Not coming all that close, but getting significant votes are the underrated Willie Randolph (50%) and Sal Bando (47.2%). The same thing that causes voters to ignore them in real life seems to affect the voters here as well, though not to the extreme of real life. (Disclaimer: I voted for Bando, not for Randolph). Three other players had over 20% besides the names mentioned: Marty Marion and Urban Shocker (both with 22.2%) and Bill Freehan (with 20.8%). Dave Parker, Wilbur Wood, and ex-Cardinals Darrell Porter and Harry Breechen received over 10%. Everybody else, including Brian Giles, has under 10% and are for sure eliminated from a second round.

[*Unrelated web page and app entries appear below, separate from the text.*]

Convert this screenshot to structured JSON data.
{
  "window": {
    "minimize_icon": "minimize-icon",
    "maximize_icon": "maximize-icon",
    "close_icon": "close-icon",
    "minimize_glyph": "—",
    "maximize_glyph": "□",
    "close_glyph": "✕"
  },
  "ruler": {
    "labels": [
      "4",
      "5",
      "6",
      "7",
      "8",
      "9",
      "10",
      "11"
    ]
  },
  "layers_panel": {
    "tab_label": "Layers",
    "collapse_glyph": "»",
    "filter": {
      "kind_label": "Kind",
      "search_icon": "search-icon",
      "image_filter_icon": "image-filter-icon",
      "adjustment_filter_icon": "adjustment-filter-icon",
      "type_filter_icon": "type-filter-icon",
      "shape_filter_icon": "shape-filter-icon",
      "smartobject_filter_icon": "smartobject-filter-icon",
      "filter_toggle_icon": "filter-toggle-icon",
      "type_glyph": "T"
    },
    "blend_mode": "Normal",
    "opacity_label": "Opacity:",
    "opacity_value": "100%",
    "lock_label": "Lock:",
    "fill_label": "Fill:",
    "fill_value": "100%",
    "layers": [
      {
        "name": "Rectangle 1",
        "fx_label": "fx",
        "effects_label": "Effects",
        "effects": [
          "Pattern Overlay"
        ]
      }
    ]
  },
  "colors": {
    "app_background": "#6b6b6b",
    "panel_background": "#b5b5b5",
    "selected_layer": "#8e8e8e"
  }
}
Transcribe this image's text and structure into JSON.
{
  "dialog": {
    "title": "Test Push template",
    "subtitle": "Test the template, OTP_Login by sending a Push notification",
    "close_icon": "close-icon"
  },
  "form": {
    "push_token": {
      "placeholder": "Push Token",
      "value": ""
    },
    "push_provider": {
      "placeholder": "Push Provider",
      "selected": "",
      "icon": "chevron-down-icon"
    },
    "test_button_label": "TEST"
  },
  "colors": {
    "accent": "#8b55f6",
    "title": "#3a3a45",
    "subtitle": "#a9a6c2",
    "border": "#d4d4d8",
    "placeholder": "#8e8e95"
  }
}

So that’s the list. The VEB Hall of Fame elects catchers Johnny Bench, Gary Carter, Carlton Fisk, Yogi Berra; first basemen Frank Thomas, Willie McCovey and Mark McGwire; second basemen Jackie Robinson, Joe Morgan, Roberto Alomar and Charlie Gehringer; third basemen Mike Schmidt and Paul Molitor; shortstops Honus Wagner and Pee Wee Reese; outfielders Mel Ott, Rickey Henderson, and Al Kaline; and pitchers Sandy Koufax, Warren Spahn, Gaylord Perry, and John Smoltz.
We have set a pretty high bar. I consider myself a small Hall guy and even I think the standards shouldn’t be this high. Granted, it’s possible standards will lower if you remove the obvious guys from the equation. We will not know the answer to that until I do a second chance ballot.
Looking at the list, honestly, I’m still confused about Alomar to be honest. Nothing against him. I voted for him. He is a Hall of Famer and should be. But like... he clearly stands out to me. 13 players had 70+ WAR on at least one site. Three players without that mark were reasonably close and also catchers. Both McGwire and McCovey hit 500+ home runs and also McGwire is a Cardinal. Both Reese and Jackie didn’t reach 70 WAR specifically for events out of their control, not being able to play in seasons where they would have easily gotten to 70 WAR if they did play. And while he didn’t last long, I haven’t checked, but I’m pretty sure Koufax has the greatest four years of any pitcher ever (and has another two really, really good years that are more human). And then Alomar, who was a worse player than Bobby Grich.
He and Giles, who I didn’t vote for but was shocked at his low vote count, were my two biggest surprises. And McGwire - some people are going to hate this - but a steroid user has officially been inducted into this Hall. To maintain consistency, you kind of have to vote in other steroid users now. McGwire would be a really strange exception to the no steroid users thing voters have had in the two modern ballots. To be fair, the modern ballots have a lot more voters. So the “historical” group of voters may very well have voted in the steroid users of the past if I gave them the shot.
As for the future, I am taking a brief break from the Hall of Fame. On Thursday and next week, I will have posts unrelated to the Hall of Fame. Two weeks from now, we continue voting. I’ll do three rounds instead of four of voting. After that, it’s up to events not in my control. Basically, it’s good news if I can’t do more rounds of voting. If the season starts when it’s supposed to, we’ll have to wait until after the 2022 season to vote again. If the season gets delayed, I may do more rounds of voting around when Opening Day is supposed to start. If either the Cardinals miss the playoffs or they get knocked out right away, there’s a good chance the next few rounds will happen in late October. So you know, let’s root for the next three rounds to be the last for a while.